Exercise prompt: The reply must repeat each entry exactly and contain no pictures.

Data to use:

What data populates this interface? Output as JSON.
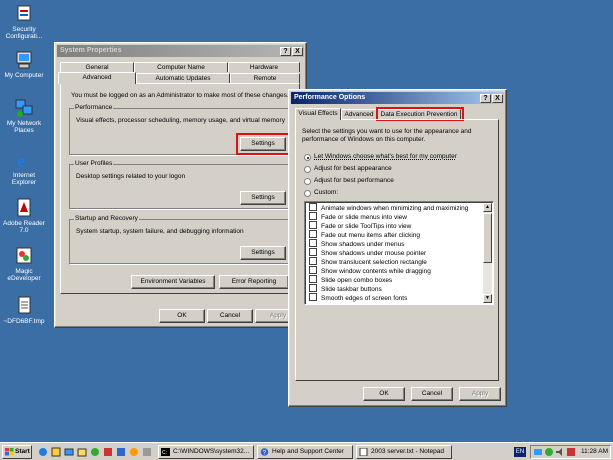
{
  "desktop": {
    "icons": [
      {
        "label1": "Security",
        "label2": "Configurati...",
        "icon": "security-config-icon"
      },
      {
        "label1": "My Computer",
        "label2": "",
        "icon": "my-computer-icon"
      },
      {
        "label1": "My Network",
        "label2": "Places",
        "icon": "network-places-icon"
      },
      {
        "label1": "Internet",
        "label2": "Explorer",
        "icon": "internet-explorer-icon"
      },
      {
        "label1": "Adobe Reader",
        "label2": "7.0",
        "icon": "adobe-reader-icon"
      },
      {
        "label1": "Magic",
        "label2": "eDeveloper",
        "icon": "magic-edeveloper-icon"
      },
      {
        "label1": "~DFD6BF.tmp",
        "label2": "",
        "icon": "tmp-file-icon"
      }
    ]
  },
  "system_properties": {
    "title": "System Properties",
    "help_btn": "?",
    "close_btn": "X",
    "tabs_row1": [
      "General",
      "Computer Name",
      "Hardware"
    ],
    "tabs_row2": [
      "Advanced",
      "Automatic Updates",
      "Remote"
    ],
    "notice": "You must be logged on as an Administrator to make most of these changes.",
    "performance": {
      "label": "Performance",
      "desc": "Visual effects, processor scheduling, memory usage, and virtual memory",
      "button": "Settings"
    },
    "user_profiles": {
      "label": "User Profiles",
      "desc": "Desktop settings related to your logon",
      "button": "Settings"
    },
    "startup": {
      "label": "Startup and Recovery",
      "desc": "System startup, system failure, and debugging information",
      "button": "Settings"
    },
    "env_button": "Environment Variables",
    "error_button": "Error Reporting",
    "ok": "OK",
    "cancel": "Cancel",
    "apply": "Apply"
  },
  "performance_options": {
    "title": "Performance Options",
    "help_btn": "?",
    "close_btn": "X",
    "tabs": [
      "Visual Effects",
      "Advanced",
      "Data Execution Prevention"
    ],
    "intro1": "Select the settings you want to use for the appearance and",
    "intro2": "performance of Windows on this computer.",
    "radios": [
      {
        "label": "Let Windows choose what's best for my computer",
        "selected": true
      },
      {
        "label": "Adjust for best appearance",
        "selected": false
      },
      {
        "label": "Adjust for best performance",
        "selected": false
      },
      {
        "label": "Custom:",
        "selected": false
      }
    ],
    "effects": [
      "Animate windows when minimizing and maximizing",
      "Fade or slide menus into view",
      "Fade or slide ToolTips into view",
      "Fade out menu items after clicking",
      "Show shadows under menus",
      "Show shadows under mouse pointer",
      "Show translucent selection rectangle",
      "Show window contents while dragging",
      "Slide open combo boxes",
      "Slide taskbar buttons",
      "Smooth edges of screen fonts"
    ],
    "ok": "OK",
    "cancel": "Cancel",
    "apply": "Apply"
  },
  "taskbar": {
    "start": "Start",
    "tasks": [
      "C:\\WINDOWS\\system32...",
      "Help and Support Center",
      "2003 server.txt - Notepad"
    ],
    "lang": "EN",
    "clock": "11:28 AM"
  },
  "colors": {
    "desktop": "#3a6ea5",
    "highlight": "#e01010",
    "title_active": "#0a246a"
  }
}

Solution to this exercise:
What data populates this interface? Output as JSON.
{
  "desktop": {
    "icons": [
      {
        "label1": "Security",
        "label2": "Configurati...",
        "icon": "security-config-icon"
      },
      {
        "label1": "My Computer",
        "label2": "",
        "icon": "my-computer-icon"
      },
      {
        "label1": "My Network",
        "label2": "Places",
        "icon": "network-places-icon"
      },
      {
        "label1": "Internet",
        "label2": "Explorer",
        "icon": "internet-explorer-icon"
      },
      {
        "label1": "Adobe Reader",
        "label2": "7.0",
        "icon": "adobe-reader-icon"
      },
      {
        "label1": "Magic",
        "label2": "eDeveloper",
        "icon": "magic-edeveloper-icon"
      },
      {
        "label1": "~DFD6BF.tmp",
        "label2": "",
        "icon": "tmp-file-icon"
      }
    ]
  },
  "system_properties": {
    "title": "System Properties",
    "help_btn": "?",
    "close_btn": "X",
    "tabs_row1": [
      "General",
      "Computer Name",
      "Hardware"
    ],
    "tabs_row2": [
      "Advanced",
      "Automatic Updates",
      "Remote"
    ],
    "notice": "You must be logged on as an Administrator to make most of these changes.",
    "performance": {
      "label": "Performance",
      "desc": "Visual effects, processor scheduling, memory usage, and virtual memory",
      "button": "Settings"
    },
    "user_profiles": {
      "label": "User Profiles",
      "desc": "Desktop settings related to your logon",
      "button": "Settings"
    },
    "startup": {
      "label": "Startup and Recovery",
      "desc": "System startup, system failure, and debugging information",
      "button": "Settings"
    },
    "env_button": "Environment Variables",
    "error_button": "Error Reporting",
    "ok": "OK",
    "cancel": "Cancel",
    "apply": "Apply"
  },
  "performance_options": {
    "title": "Performance Options",
    "help_btn": "?",
    "close_btn": "X",
    "tabs": [
      "Visual Effects",
      "Advanced",
      "Data Execution Prevention"
    ],
    "intro1": "Select the settings you want to use for the appearance and",
    "intro2": "performance of Windows on this computer.",
    "radios": [
      {
        "label": "Let Windows choose what's best for my computer",
        "selected": true
      },
      {
        "label": "Adjust for best appearance",
        "selected": false
      },
      {
        "label": "Adjust for best performance",
        "selected": false
      },
      {
        "label": "Custom:",
        "selected": false
      }
    ],
    "effects": [
      "Animate windows when minimizing and maximizing",
      "Fade or slide menus into view",
      "Fade or slide ToolTips into view",
      "Fade out menu items after clicking",
      "Show shadows under menus",
      "Show shadows under mouse pointer",
      "Show translucent selection rectangle",
      "Show window contents while dragging",
      "Slide open combo boxes",
      "Slide taskbar buttons",
      "Smooth edges of screen fonts"
    ],
    "ok": "OK",
    "cancel": "Cancel",
    "apply": "Apply"
  },
  "taskbar": {
    "start": "Start",
    "tasks": [
      "C:\\WINDOWS\\system32...",
      "Help and Support Center",
      "2003 server.txt - Notepad"
    ],
    "lang": "EN",
    "clock": "11:28 AM"
  },
  "colors": {
    "desktop": "#3a6ea5",
    "highlight": "#e01010",
    "title_active": "#0a246a"
  }
}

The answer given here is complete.